Filter the entries down to the lines holding "документа", then copy those lines.

START Exercise material

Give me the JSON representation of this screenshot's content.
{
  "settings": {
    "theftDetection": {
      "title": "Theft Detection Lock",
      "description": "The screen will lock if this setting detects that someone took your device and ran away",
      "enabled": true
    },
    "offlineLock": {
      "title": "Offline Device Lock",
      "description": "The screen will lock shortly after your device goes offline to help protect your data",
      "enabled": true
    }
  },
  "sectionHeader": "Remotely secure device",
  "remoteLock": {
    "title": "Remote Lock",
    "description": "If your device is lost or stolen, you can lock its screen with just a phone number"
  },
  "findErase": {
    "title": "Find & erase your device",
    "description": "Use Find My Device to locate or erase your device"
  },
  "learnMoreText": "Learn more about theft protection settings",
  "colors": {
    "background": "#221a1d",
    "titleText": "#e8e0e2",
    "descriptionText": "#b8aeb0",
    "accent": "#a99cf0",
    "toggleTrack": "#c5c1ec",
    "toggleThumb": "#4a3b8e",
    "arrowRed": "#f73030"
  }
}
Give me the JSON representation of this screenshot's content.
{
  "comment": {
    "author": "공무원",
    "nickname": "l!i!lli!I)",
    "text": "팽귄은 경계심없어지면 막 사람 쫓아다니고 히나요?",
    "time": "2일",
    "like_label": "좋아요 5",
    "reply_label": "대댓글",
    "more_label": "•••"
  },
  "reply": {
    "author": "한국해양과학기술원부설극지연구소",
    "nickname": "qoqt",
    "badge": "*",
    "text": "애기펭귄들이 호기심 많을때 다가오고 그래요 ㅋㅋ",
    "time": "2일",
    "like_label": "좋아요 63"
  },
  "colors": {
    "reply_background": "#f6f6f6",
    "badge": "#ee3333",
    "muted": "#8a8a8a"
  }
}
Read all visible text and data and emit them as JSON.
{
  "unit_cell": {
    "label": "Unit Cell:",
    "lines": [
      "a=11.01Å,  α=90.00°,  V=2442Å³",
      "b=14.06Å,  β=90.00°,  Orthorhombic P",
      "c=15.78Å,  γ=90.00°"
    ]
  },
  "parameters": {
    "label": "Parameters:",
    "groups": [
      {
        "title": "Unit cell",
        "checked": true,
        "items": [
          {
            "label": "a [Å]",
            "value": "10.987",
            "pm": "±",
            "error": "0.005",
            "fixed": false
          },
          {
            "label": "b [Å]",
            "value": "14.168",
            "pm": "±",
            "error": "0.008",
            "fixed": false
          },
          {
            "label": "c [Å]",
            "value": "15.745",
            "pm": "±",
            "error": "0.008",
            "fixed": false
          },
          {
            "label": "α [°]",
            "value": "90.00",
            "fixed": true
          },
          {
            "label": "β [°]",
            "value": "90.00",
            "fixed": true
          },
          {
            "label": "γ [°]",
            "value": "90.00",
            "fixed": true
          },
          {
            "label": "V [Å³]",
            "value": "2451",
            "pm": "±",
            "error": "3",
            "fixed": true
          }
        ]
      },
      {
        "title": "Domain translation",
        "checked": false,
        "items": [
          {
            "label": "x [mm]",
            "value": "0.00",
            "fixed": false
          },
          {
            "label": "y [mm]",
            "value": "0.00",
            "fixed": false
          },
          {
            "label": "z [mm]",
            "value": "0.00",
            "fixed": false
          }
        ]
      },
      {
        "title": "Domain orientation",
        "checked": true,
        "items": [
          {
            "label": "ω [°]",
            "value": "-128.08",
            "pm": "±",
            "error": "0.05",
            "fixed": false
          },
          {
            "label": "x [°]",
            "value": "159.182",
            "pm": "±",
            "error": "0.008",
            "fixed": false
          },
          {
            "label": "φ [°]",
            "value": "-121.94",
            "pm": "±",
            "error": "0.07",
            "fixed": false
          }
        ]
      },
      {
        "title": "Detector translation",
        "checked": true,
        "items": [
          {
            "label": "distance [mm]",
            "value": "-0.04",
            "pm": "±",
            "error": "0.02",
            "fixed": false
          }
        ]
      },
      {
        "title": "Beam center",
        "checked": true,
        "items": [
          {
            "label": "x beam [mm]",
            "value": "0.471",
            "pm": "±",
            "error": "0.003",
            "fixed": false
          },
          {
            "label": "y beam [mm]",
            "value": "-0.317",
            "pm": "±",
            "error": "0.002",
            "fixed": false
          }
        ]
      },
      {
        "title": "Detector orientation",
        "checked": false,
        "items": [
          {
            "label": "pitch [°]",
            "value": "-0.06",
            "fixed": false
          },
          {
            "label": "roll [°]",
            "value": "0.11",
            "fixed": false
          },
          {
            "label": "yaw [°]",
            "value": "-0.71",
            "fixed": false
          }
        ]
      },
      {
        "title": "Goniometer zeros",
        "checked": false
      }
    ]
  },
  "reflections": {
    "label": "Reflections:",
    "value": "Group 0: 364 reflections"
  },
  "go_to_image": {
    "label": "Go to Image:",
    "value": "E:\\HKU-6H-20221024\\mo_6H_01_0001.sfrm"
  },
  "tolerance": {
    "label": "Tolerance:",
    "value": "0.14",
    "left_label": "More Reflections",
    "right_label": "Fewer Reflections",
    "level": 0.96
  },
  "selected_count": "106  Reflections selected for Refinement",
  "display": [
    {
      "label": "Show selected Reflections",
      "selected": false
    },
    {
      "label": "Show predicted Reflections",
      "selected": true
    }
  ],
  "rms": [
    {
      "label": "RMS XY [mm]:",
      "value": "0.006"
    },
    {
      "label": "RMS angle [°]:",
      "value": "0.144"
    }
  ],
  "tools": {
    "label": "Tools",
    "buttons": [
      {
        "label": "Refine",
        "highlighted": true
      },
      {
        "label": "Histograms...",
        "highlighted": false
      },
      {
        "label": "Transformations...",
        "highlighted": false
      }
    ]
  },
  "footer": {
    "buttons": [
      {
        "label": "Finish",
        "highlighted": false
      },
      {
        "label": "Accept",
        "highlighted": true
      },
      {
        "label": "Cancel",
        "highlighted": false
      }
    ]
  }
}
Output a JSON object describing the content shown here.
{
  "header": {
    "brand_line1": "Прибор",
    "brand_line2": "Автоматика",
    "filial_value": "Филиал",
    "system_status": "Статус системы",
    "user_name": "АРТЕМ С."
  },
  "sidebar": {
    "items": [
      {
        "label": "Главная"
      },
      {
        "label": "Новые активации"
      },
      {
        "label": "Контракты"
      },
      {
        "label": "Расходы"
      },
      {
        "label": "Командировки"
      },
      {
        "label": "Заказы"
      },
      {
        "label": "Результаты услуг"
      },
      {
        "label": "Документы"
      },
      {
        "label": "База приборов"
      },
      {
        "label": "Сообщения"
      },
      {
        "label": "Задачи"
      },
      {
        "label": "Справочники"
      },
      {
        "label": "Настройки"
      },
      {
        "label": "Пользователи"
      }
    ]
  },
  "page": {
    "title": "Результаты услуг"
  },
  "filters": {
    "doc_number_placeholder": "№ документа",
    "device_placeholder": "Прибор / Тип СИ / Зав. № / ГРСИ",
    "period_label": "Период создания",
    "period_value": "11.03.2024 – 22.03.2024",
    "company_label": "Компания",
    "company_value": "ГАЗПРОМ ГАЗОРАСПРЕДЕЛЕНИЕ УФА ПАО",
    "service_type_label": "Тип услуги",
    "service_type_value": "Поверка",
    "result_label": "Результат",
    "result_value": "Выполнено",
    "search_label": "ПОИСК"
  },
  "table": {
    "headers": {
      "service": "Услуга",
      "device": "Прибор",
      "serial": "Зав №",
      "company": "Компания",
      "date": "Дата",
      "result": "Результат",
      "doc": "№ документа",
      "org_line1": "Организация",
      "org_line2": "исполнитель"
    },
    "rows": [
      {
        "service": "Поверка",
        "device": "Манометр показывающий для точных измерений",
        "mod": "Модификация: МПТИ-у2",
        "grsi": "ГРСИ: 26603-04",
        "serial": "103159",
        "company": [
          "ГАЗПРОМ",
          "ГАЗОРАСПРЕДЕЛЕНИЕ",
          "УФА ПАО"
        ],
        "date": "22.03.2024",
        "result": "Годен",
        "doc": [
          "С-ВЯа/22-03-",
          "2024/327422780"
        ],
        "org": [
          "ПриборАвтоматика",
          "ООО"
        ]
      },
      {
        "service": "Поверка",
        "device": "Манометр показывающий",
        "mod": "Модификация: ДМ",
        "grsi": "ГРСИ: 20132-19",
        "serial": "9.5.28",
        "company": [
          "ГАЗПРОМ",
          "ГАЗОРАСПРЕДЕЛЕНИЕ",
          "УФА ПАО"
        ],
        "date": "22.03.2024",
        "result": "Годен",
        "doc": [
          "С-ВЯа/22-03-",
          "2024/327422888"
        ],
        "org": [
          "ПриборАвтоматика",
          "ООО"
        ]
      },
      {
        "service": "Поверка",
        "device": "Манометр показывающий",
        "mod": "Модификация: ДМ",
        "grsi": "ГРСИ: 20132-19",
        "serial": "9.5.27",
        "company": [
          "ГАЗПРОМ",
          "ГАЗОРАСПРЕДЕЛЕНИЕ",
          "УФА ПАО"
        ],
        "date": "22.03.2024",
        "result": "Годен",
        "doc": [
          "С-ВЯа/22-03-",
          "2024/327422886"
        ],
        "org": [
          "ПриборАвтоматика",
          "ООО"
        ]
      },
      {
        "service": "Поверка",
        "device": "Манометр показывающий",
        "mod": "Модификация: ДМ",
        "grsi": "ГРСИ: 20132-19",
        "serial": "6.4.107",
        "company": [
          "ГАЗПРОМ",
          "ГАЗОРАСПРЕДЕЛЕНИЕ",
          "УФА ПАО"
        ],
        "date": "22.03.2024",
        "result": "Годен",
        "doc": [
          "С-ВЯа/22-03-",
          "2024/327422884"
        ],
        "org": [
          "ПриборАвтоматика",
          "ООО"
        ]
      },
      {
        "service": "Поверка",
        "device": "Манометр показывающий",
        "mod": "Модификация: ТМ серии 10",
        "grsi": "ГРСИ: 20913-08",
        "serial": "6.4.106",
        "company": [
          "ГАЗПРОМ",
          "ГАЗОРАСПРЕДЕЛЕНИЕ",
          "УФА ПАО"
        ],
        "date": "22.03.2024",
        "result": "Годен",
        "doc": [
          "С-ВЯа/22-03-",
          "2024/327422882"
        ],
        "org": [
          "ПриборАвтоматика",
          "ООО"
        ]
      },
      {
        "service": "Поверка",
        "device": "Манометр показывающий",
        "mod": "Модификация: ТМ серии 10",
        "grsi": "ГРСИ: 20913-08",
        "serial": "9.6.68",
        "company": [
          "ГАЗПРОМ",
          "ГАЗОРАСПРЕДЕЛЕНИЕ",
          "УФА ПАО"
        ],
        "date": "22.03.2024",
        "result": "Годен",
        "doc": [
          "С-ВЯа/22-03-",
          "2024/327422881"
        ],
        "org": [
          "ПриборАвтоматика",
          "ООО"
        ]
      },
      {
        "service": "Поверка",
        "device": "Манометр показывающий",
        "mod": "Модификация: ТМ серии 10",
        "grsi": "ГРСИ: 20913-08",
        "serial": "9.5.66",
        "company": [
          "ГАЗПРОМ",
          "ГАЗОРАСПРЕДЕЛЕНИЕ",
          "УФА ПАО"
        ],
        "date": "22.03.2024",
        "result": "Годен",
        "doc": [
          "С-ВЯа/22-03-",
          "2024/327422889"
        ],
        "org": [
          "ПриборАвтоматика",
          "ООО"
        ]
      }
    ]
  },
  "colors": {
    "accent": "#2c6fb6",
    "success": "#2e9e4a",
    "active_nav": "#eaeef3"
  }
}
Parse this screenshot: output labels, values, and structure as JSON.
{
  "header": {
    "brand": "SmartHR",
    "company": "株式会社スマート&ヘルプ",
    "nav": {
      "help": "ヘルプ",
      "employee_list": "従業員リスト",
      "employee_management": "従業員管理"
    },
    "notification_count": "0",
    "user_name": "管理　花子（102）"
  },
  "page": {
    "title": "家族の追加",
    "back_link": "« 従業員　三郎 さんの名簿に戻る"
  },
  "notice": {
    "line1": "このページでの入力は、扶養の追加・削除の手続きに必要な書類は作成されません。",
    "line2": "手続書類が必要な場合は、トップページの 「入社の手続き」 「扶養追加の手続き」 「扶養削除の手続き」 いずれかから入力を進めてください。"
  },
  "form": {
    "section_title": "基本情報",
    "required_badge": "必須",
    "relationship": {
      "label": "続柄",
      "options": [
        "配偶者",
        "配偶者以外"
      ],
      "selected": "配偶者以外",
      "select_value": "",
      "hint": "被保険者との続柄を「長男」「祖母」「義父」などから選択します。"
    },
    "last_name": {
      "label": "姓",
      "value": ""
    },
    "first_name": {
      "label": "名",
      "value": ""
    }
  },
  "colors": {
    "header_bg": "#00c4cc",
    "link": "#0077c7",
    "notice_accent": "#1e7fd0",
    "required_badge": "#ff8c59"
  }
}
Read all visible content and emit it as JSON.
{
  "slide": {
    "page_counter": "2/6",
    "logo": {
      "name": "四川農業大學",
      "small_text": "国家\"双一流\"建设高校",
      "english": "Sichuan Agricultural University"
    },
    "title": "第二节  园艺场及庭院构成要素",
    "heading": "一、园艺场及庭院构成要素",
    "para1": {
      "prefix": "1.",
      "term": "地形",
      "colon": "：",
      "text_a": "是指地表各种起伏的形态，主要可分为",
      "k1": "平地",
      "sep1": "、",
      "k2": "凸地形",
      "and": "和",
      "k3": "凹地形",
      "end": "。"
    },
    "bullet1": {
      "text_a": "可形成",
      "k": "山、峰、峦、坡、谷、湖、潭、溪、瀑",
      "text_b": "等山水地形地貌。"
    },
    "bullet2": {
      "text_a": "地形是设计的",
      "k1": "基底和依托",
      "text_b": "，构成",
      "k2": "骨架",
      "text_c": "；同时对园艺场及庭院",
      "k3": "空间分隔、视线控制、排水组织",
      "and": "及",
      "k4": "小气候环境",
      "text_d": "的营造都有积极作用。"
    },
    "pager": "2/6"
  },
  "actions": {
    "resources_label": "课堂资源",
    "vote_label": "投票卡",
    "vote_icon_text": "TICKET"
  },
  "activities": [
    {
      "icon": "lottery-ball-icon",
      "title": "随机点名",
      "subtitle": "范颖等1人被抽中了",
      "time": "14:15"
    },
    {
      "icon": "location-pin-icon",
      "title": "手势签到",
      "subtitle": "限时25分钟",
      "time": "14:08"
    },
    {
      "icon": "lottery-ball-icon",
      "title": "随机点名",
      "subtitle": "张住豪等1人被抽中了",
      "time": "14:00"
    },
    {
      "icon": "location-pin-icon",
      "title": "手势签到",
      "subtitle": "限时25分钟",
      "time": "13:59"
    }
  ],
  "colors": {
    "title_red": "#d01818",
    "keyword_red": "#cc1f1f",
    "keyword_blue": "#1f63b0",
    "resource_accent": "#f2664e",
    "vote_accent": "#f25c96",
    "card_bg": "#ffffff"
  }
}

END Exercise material

Task response:
    "doc_number_placeholder": "№ документа",
      "doc": "№ документа",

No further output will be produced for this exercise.